Couldn't tweet this one as I was on the panel, but yesterday (day 2) we had an excellent session expertly and amiably moderated by David Leeds of GTM
called: "Smart Grid Data: Insights, Privacy or Both."
Excellent fellow panelists included:
- Lee Tien, Electronic Frontier Foundation
- Vesa Koivisto, Fortum Corporation (Finland-based utility)
- Elias Quinn, Colorado PUC (former consultant)
- Daniel Cleverdon, DC PUC
Here are a few take-aways for you:
When California's Privacy and Data Security decision
came up (as we all knew it would) Dan Cleverdon said (and I'm paraphrasing here) that "every state PUC is all over it, and they'll deviate from it at their own peril."

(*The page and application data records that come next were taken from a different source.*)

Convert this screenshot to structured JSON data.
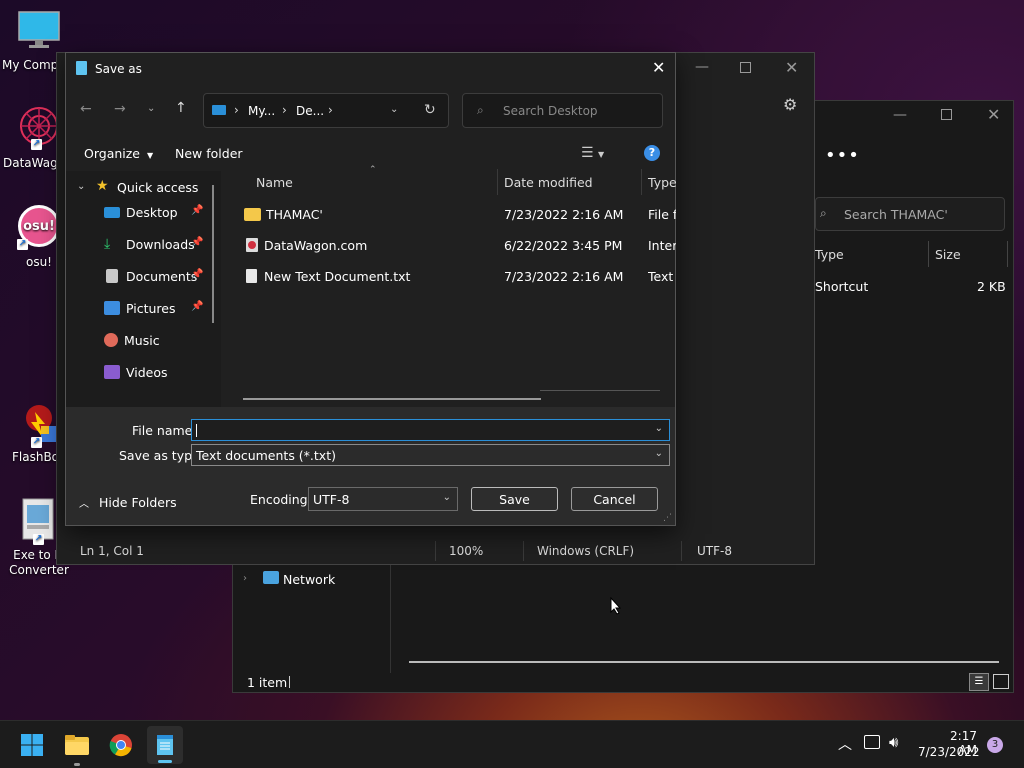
{
  "desktop": {
    "icons": [
      {
        "label": "My Compu"
      },
      {
        "label": "DataWago"
      },
      {
        "label": "osu!"
      },
      {
        "label": "FlashBoo"
      },
      {
        "label": "Exe to M"
      },
      {
        "label": "Converter"
      }
    ],
    "osu_text": "osu!"
  },
  "explorer": {
    "search_placeholder": "Search THAMAC'",
    "col_type": "Type",
    "col_size": "Size",
    "row_type": "Shortcut",
    "row_size": "2 KB",
    "nav_network": "Network",
    "status": "1 item"
  },
  "notepad": {
    "status_pos": "Ln 1, Col 1",
    "status_zoom": "100%",
    "status_eol": "Windows (CRLF)",
    "status_enc": "UTF-8"
  },
  "dialog": {
    "title": "Save as",
    "breadcrumb": [
      "My...",
      "De..."
    ],
    "search_placeholder": "Search Desktop",
    "organize": "Organize",
    "new_folder": "New folder",
    "nav": {
      "quick_access": "Quick access",
      "items": [
        "Desktop",
        "Downloads",
        "Documents",
        "Pictures",
        "Music",
        "Videos"
      ]
    },
    "columns": {
      "name": "Name",
      "date": "Date modified",
      "type": "Type"
    },
    "files": [
      {
        "name": "THAMAC'",
        "date": "7/23/2022 2:16 AM",
        "type": "File fo"
      },
      {
        "name": "DataWagon.com",
        "date": "6/22/2022 3:45 PM",
        "type": "Intern"
      },
      {
        "name": "New Text Document.txt",
        "date": "7/23/2022 2:16 AM",
        "type": "Text D"
      }
    ],
    "file_name_label": "File name:",
    "file_name_value": "",
    "save_type_label": "Save as type:",
    "save_type_value": "Text documents (*.txt)",
    "hide_folders": "Hide Folders",
    "encoding_label": "Encoding:",
    "encoding_value": "UTF-8",
    "save": "Save",
    "cancel": "Cancel"
  },
  "taskbar": {
    "time": "2:17 AM",
    "date": "7/23/2022",
    "notif_count": "3"
  },
  "colors": {
    "accent": "#2a8fd8",
    "help": "#3a8ee6"
  }
}
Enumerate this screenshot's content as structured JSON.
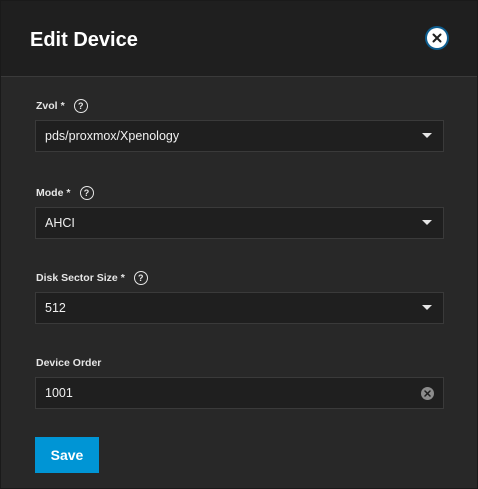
{
  "dialog": {
    "title": "Edit Device",
    "close_icon": "close-circle-icon"
  },
  "fields": {
    "zvol": {
      "label": "Zvol",
      "required_mark": "*",
      "help_icon": "help-circle-icon",
      "value": "pds/proxmox/Xpenology"
    },
    "mode": {
      "label": "Mode",
      "required_mark": "*",
      "help_icon": "help-circle-icon",
      "value": "AHCI"
    },
    "disk_sector_size": {
      "label": "Disk Sector Size",
      "required_mark": "*",
      "help_icon": "help-circle-icon",
      "value": "512"
    },
    "device_order": {
      "label": "Device Order",
      "value": "1001",
      "clear_icon": "clear-icon"
    }
  },
  "actions": {
    "save_label": "Save"
  },
  "colors": {
    "accent": "#0095d5",
    "background": "#282828",
    "header": "#1f1f1f"
  }
}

It's great to have a precedent, isn't it? California, as it has so many times before, has done its homework and is blazing a trail on data and privacy for the US. So far the consensus seems to be they did a good job, so as Dan said, a state will have to justify itself when it heads in a different direction, as some likely will. This is good process I think.

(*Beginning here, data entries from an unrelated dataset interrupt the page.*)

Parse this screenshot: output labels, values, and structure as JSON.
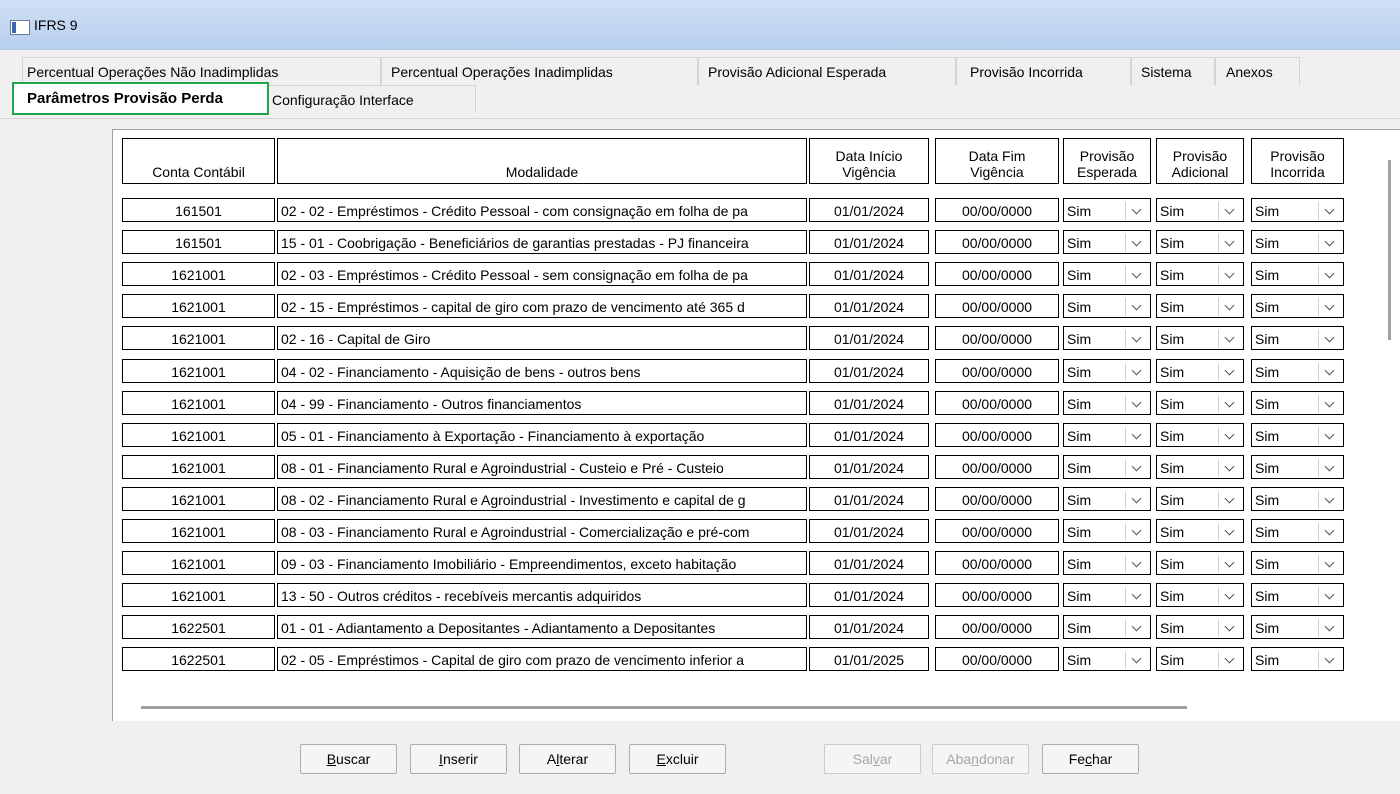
{
  "window": {
    "title": "IFRS 9"
  },
  "tabs_row1": [
    "Percentual Operações Não Inadimplidas",
    "Percentual Operações Inadimplidas",
    "Provisão Adicional Esperada",
    "Provisão Incorrida",
    "Sistema",
    "Anexos"
  ],
  "tabs_row2": [
    "Parâmetros Provisão Perda",
    "Configuração Interface"
  ],
  "grid": {
    "headers": [
      "Conta Contábil",
      "Modalidade",
      "Data Início\nVigência",
      "Data Fim\nVigência",
      "Provisão\nEsperada",
      "Provisão\nAdicional",
      "Provisão\nIncorrida"
    ],
    "rows": [
      {
        "conta": "161501",
        "modalidade": "02 - 02 - Empréstimos - Crédito Pessoal - com consignação em folha de pa",
        "inicio": "01/01/2024",
        "fim": "00/00/0000",
        "esperada": "Sim",
        "adicional": "Sim",
        "incorrida": "Sim"
      },
      {
        "conta": "161501",
        "modalidade": "15 - 01 - Coobrigação - Beneficiários de garantias prestadas - PJ financeira",
        "inicio": "01/01/2024",
        "fim": "00/00/0000",
        "esperada": "Sim",
        "adicional": "Sim",
        "incorrida": "Sim"
      },
      {
        "conta": "1621001",
        "modalidade": "02 - 03 - Empréstimos - Crédito Pessoal - sem consignação em folha de pa",
        "inicio": "01/01/2024",
        "fim": "00/00/0000",
        "esperada": "Sim",
        "adicional": "Sim",
        "incorrida": "Sim"
      },
      {
        "conta": "1621001",
        "modalidade": "02 - 15 - Empréstimos - capital de giro com prazo de vencimento até 365 d",
        "inicio": "01/01/2024",
        "fim": "00/00/0000",
        "esperada": "Sim",
        "adicional": "Sim",
        "incorrida": "Sim"
      },
      {
        "conta": "1621001",
        "modalidade": "02 - 16 - Capital de Giro",
        "inicio": "01/01/2024",
        "fim": "00/00/0000",
        "esperada": "Sim",
        "adicional": "Sim",
        "incorrida": "Sim"
      },
      {
        "conta": "1621001",
        "modalidade": "04 - 02 - Financiamento - Aquisição de bens - outros bens",
        "inicio": "01/01/2024",
        "fim": "00/00/0000",
        "esperada": "Sim",
        "adicional": "Sim",
        "incorrida": "Sim"
      },
      {
        "conta": "1621001",
        "modalidade": "04 - 99 - Financiamento - Outros financiamentos",
        "inicio": "01/01/2024",
        "fim": "00/00/0000",
        "esperada": "Sim",
        "adicional": "Sim",
        "incorrida": "Sim"
      },
      {
        "conta": "1621001",
        "modalidade": "05 - 01 - Financiamento à Exportação - Financiamento à exportação",
        "inicio": "01/01/2024",
        "fim": "00/00/0000",
        "esperada": "Sim",
        "adicional": "Sim",
        "incorrida": "Sim"
      },
      {
        "conta": "1621001",
        "modalidade": "08 - 01 - Financiamento Rural e Agroindustrial - Custeio e Pré - Custeio",
        "inicio": "01/01/2024",
        "fim": "00/00/0000",
        "esperada": "Sim",
        "adicional": "Sim",
        "incorrida": "Sim"
      },
      {
        "conta": "1621001",
        "modalidade": "08 - 02 - Financiamento Rural e Agroindustrial - Investimento e capital de g",
        "inicio": "01/01/2024",
        "fim": "00/00/0000",
        "esperada": "Sim",
        "adicional": "Sim",
        "incorrida": "Sim"
      },
      {
        "conta": "1621001",
        "modalidade": "08 - 03 - Financiamento Rural e Agroindustrial - Comercialização e pré-com",
        "inicio": "01/01/2024",
        "fim": "00/00/0000",
        "esperada": "Sim",
        "adicional": "Sim",
        "incorrida": "Sim"
      },
      {
        "conta": "1621001",
        "modalidade": "09 - 03 - Financiamento Imobiliário - Empreendimentos, exceto habitação",
        "inicio": "01/01/2024",
        "fim": "00/00/0000",
        "esperada": "Sim",
        "adicional": "Sim",
        "incorrida": "Sim"
      },
      {
        "conta": "1621001",
        "modalidade": "13 - 50 - Outros créditos - recebíveis mercantis adquiridos",
        "inicio": "01/01/2024",
        "fim": "00/00/0000",
        "esperada": "Sim",
        "adicional": "Sim",
        "incorrida": "Sim"
      },
      {
        "conta": "1622501",
        "modalidade": "01 - 01 - Adiantamento a Depositantes - Adiantamento a Depositantes",
        "inicio": "01/01/2024",
        "fim": "00/00/0000",
        "esperada": "Sim",
        "adicional": "Sim",
        "incorrida": "Sim"
      },
      {
        "conta": "1622501",
        "modalidade": "02 - 05 - Empréstimos - Capital de giro com prazo de vencimento inferior a",
        "inicio": "01/01/2025",
        "fim": "00/00/0000",
        "esperada": "Sim",
        "adicional": "Sim",
        "incorrida": "Sim"
      }
    ]
  },
  "buttons": [
    {
      "label": "Buscar",
      "enabled": true
    },
    {
      "label": "Inserir",
      "enabled": true
    },
    {
      "label": "Alterar",
      "enabled": true
    },
    {
      "label": "Excluir",
      "enabled": true
    },
    {
      "label": "Salvar",
      "enabled": false
    },
    {
      "label": "Abandonar",
      "enabled": false
    },
    {
      "label": "Fechar",
      "enabled": true
    }
  ],
  "colors": {
    "active_tab_border": "#1fa84a",
    "title_bar": "#b7cfee"
  }
}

Lee Tien cited a long established example of trust between an organization and the public: the USPS has been carrying and delivering and not reading

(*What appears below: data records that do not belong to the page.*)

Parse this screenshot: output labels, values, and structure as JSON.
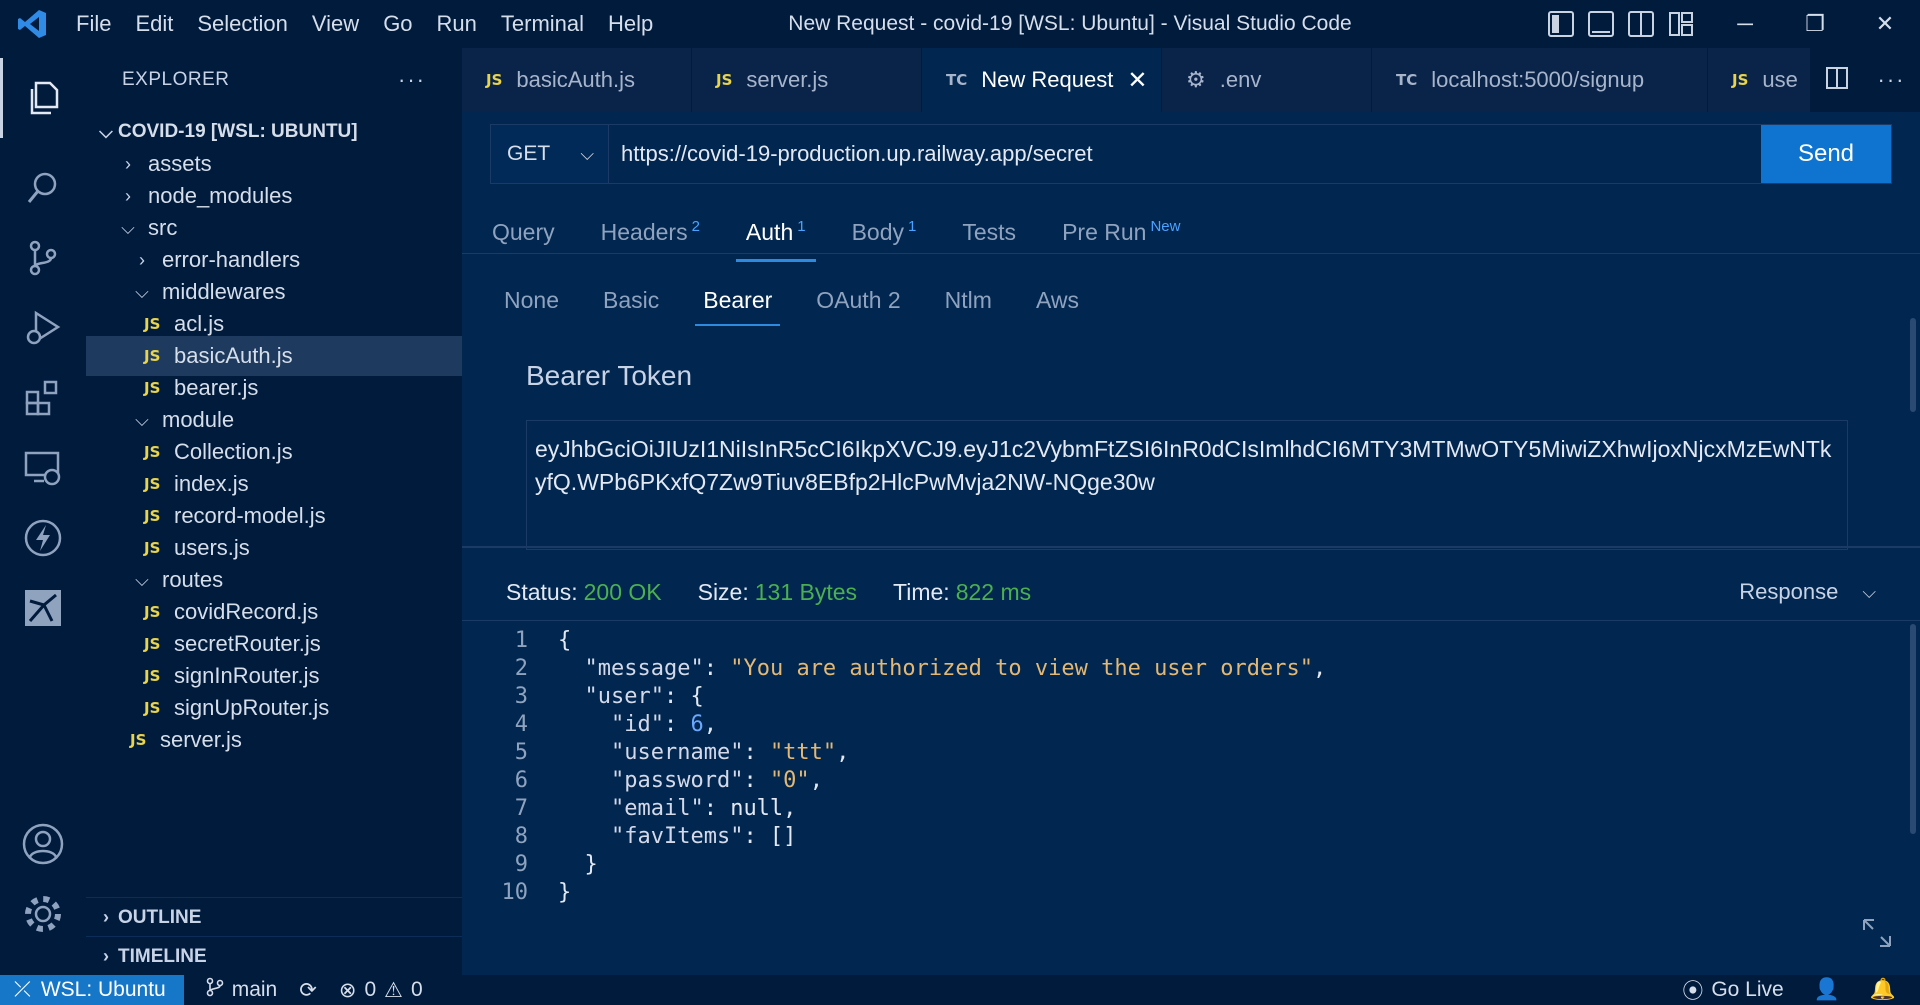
{
  "window": {
    "title": "New Request - covid-19 [WSL: Ubuntu] - Visual Studio Code",
    "menu": [
      "File",
      "Edit",
      "Selection",
      "View",
      "Go",
      "Run",
      "Terminal",
      "Help"
    ]
  },
  "sidebar": {
    "header": "EXPLORER",
    "more": "···",
    "root": "COVID-19 [WSL: UBUNTU]",
    "items": [
      {
        "label": "assets",
        "kind": "folder",
        "open": false
      },
      {
        "label": "node_modules",
        "kind": "folder",
        "open": false
      },
      {
        "label": "src",
        "kind": "folder",
        "open": true
      },
      {
        "label": "error-handlers",
        "kind": "folder",
        "open": false
      },
      {
        "label": "middlewares",
        "kind": "folder",
        "open": true
      },
      {
        "label": "acl.js",
        "kind": "file"
      },
      {
        "label": "basicAuth.js",
        "kind": "file"
      },
      {
        "label": "bearer.js",
        "kind": "file"
      },
      {
        "label": "module",
        "kind": "folder",
        "open": true
      },
      {
        "label": "Collection.js",
        "kind": "file"
      },
      {
        "label": "index.js",
        "kind": "file"
      },
      {
        "label": "record-model.js",
        "kind": "file"
      },
      {
        "label": "users.js",
        "kind": "file"
      },
      {
        "label": "routes",
        "kind": "folder",
        "open": true
      },
      {
        "label": "covidRecord.js",
        "kind": "file"
      },
      {
        "label": "secretRouter.js",
        "kind": "file"
      },
      {
        "label": "signInRouter.js",
        "kind": "file"
      },
      {
        "label": "signUpRouter.js",
        "kind": "file"
      },
      {
        "label": "server.js",
        "kind": "file"
      }
    ],
    "js_badge": "JS",
    "outline": "OUTLINE",
    "timeline": "TIMELINE"
  },
  "tabs": [
    {
      "badge": "JS",
      "label": "basicAuth.js"
    },
    {
      "badge": "JS",
      "label": "server.js"
    },
    {
      "badge": "TC",
      "label": "New Request"
    },
    {
      "badge": "gear",
      "label": ".env"
    },
    {
      "badge": "TC",
      "label": "localhost:5000/signup"
    },
    {
      "badge": "JS",
      "label": "use"
    }
  ],
  "request": {
    "method": "GET",
    "url": "https://covid-19-production.up.railway.app/secret",
    "send": "Send",
    "tabs": [
      {
        "label": "Query",
        "sup": ""
      },
      {
        "label": "Headers",
        "sup": "2"
      },
      {
        "label": "Auth",
        "sup": "1"
      },
      {
        "label": "Body",
        "sup": "1"
      },
      {
        "label": "Tests",
        "sup": ""
      },
      {
        "label": "Pre Run",
        "sup": "New"
      }
    ],
    "auth_tabs": [
      "None",
      "Basic",
      "Bearer",
      "OAuth 2",
      "Ntlm",
      "Aws"
    ],
    "bearer_label": "Bearer Token",
    "token": "eyJhbGciOiJIUzI1NiIsInR5cCI6IkpXVCJ9.eyJ1c2VybmFtZSI6InR0dCIsImlhdCI6MTY3MTMwOTY5MiwiZXhwIjoxNjcxMzEwNTkyfQ.WPb6PKxfQ7Zw9Tiuv8EBfp2HlcPwMvja2NW-NQge30w"
  },
  "response": {
    "status_label": "Status:",
    "status": "200 OK",
    "size_label": "Size:",
    "size": "131 Bytes",
    "time_label": "Time:",
    "time": "822 ms",
    "view": "Response",
    "line_numbers": [
      "1",
      "2",
      "3",
      "4",
      "5",
      "6",
      "7",
      "8",
      "9",
      "10"
    ]
  },
  "statusbar": {
    "remote": "WSL: Ubuntu",
    "branch": "main",
    "errors": "0",
    "warnings": "0",
    "golive": "Go Live"
  },
  "colors": {
    "background": "#011b3d",
    "editor": "#01264f",
    "accent": "#0f74d0",
    "status_ok": "#4caf50",
    "string": "#e3b874",
    "number": "#6aa8ff"
  }
}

your mail for over one-hundred years. It's been done before and it can happen again with the utilities.
Vesa Koivisto described the way electric bills have been presented to customers in Finland, with 11 monthly estimates followed by an end-of-year adjustment (up or down). Pretty familiar, right? He contended that this wasn't a great way to establish trust and that if utilities could simply provide their customers with timely and accurate billing information, that would go a long way towards establishing a better relationship and trust. Great point.
Well, that's good news then, because thanks to AMI and Smart Meter deployments, this is the experience many customers are enjoying today, and many are getting even better visibility than that. Before you can have a trusted relationship you have to have a relationship, and accurate bills are a big step in the right direction.
Prompted by a lead-in by David and a question from the audience, we had a mini debate about how much of an individual's personal information is already exposed via social media, online transactions, smart phones, cable television, etc. and how much more could be revealed by Smart Meters and home area networks (HANS). We kept it civil and decided to research this question in more depth as a team, and maybe produce an infographic that could be useful to the industry ... and to the public.
All-in-all it felt like an educational and entertaining 90 minutes. The panelists, myself included, seemed to think we covered some worthwhile ground (credit goes to the moderator), and from the GGF audience feedback I got, it seemed they liked it too.